By Constantinos Psillides
CONTROVERSY has hit the fences of the Menoyia Detention Centre once again, as a 38-year old Portuguese man currently held there faces deportation despite being an EU citizen and in frail health.
The 38-year old, who was sentenced to 6 months in prison back in March in relation to theft, was scheduled to be released on September 22 but instead was transported to Menoyia to await deportation.
His sister contacted the Cyprus Mail in a last ditch attempt to thwart the deportation order and have her brother released. “I have contacted Menoyia, immigration, the hospital, KISA, my local MP, Portuguese MEPs, I don’t know what else to do,” she writes in her email, asking for leniency for her brother.
She claims that his only crime was being drunk and aiding a theft by helping a Romanian man escape. According to her email, her brother was asked by a fellow worker to drive him somewhere, without knowing that he was carrying stolen items. While the Romanian was never captured, the Portuguese man was sentenced to 6 months in prison for his role in the crime. According to the sister, he contacted the theft victim, paid him €2,000 – the estimated value of the stolen items – and apologised. According to his lawyer, the victim told the court that he had no quarrel with the 34-year old and that he accepted his apology and compensation.
“Everyone makes mistakes,” wrote the sister in her email to the Cyprus Mail, pointing out that the court ignored all that and sentenced him to six months.
The 38-year old’s partner, a Romanian woman with whom they have been living in Cyprus for the last six years was devastated after she was informed about his deportation order.
“Why do they have to do this? Why? They sent him to prison and he served without complaint. Why do they have to deport him? All the real criminals are roaming the streets outside and they decide to punish a man who has shown remorse and paid for his mistakes,” his partner told the Cyprus Mail, adding that he was helping her make the payments for a house she bought. “It has gotten very difficult with him in prison. I’m in Cyprus for the last 17 years and he has been here for seven. Why don’t they leave us alone?”
The man, who according to his family and lawyer never had any run-ins with the law before, also faces several medical issues. His partner told the Mail that he had one lung removed due to an accident, he has metal plates inserted in one of his legs and also suffers from a stomach ulcer. His sister claims that police denied him medical treatment on a number of occasions.
The 38-year old is the latest in a line of people falling victim to the draconian practice of deporting anyone who has either committed or participated in a crime. The practice, favoured by law enforcement with the aid of the migration department, doesn’t take into consideration any mitigating factors, such as the person’s health, the seriousness of the crime –it applies to both murderers and petty thieves – or whether he has a family on the island. The practice was criticised by NGOs such as the immigrant support group KISA, the media as well as by ombudswoman Eliza Savvidou.
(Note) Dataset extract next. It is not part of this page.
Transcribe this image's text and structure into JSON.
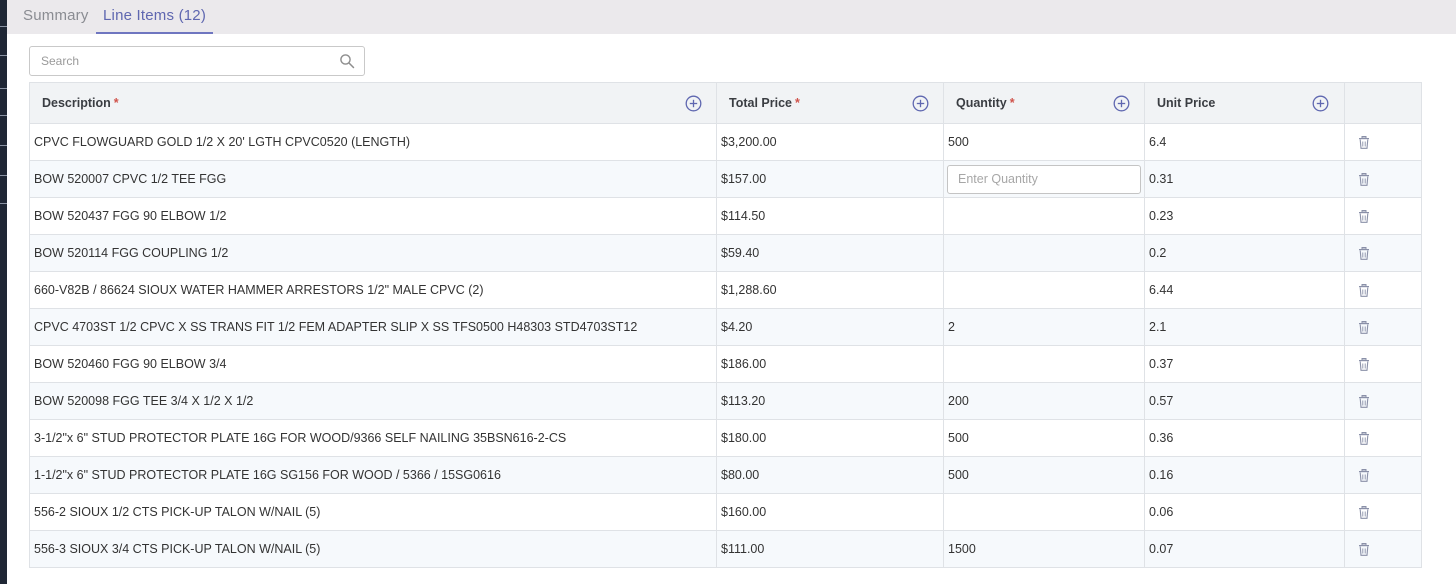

The 38-year old is currently waiting for the court to decide on his appeal against the deportation order. According to the lawyer, the chances of the order to be rescinded are slim and he estimates that the man will even be deported before a decision is reached.